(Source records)

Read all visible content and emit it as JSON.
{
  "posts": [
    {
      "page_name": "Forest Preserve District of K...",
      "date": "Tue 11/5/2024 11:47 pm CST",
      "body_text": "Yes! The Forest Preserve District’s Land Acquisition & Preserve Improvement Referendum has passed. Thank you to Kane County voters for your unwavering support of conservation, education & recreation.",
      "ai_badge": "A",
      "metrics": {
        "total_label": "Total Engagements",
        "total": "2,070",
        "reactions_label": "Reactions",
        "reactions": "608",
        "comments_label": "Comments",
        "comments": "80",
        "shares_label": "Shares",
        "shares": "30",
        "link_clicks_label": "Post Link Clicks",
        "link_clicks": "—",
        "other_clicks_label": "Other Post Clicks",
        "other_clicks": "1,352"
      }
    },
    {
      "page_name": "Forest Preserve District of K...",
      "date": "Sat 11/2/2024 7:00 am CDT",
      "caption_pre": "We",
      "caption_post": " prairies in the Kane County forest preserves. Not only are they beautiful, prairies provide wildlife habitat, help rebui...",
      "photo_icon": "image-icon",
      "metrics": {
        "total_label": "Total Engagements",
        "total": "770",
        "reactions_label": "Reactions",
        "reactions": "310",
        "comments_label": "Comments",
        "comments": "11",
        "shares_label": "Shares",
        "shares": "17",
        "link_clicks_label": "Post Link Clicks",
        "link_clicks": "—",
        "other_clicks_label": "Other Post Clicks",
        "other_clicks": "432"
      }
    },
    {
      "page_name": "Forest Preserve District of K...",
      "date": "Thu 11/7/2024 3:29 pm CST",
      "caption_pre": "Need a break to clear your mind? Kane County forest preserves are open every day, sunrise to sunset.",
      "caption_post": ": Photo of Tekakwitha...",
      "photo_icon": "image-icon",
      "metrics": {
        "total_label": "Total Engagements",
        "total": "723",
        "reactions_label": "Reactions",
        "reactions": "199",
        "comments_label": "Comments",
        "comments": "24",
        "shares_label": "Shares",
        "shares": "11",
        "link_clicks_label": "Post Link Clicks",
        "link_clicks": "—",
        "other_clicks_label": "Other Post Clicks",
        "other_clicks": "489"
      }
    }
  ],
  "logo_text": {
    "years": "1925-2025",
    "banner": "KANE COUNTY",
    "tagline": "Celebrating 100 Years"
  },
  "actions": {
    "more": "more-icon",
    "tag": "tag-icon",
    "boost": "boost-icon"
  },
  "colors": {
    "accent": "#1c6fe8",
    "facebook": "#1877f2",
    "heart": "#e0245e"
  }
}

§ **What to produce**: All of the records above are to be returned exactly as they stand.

§ **Answer box**:
Read all visible content and emit it as JSON.
{
  "posts": [
    {
      "page_name": "Forest Preserve District of K...",
      "date": "Tue 11/5/2024 11:47 pm CST",
      "body_text": "Yes! The Forest Preserve District’s Land Acquisition & Preserve Improvement Referendum has passed. Thank you to Kane County voters for your unwavering support of conservation, education & recreation.",
      "ai_badge": "A",
      "metrics": {
        "total_label": "Total Engagements",
        "total": "2,070",
        "reactions_label": "Reactions",
        "reactions": "608",
        "comments_label": "Comments",
        "comments": "80",
        "shares_label": "Shares",
        "shares": "30",
        "link_clicks_label": "Post Link Clicks",
        "link_clicks": "—",
        "other_clicks_label": "Other Post Clicks",
        "other_clicks": "1,352"
      }
    },
    {
      "page_name": "Forest Preserve District of K...",
      "date": "Sat 11/2/2024 7:00 am CDT",
      "caption_pre": "We",
      "caption_post": " prairies in the Kane County forest preserves. Not only are they beautiful, prairies provide wildlife habitat, help rebui...",
      "photo_icon": "image-icon",
      "metrics": {
        "total_label": "Total Engagements",
        "total": "770",
        "reactions_label": "Reactions",
        "reactions": "310",
        "comments_label": "Comments",
        "comments": "11",
        "shares_label": "Shares",
        "shares": "17",
        "link_clicks_label": "Post Link Clicks",
        "link_clicks": "—",
        "other_clicks_label": "Other Post Clicks",
        "other_clicks": "432"
      }
    },
    {
      "page_name": "Forest Preserve District of K...",
      "date": "Thu 11/7/2024 3:29 pm CST",
      "caption_pre": "Need a break to clear your mind? Kane County forest preserves are open every day, sunrise to sunset.",
      "caption_post": ": Photo of Tekakwitha...",
      "photo_icon": "image-icon",
      "metrics": {
        "total_label": "Total Engagements",
        "total": "723",
        "reactions_label": "Reactions",
        "reactions": "199",
        "comments_label": "Comments",
        "comments": "24",
        "shares_label": "Shares",
        "shares": "11",
        "link_clicks_label": "Post Link Clicks",
        "link_clicks": "—",
        "other_clicks_label": "Other Post Clicks",
        "other_clicks": "489"
      }
    }
  ],
  "logo_text": {
    "years": "1925-2025",
    "banner": "KANE COUNTY",
    "tagline": "Celebrating 100 Years"
  },
  "actions": {
    "more": "more-icon",
    "tag": "tag-icon",
    "boost": "boost-icon"
  },
  "colors": {
    "accent": "#1c6fe8",
    "facebook": "#1877f2",
    "heart": "#e0245e"
  }
}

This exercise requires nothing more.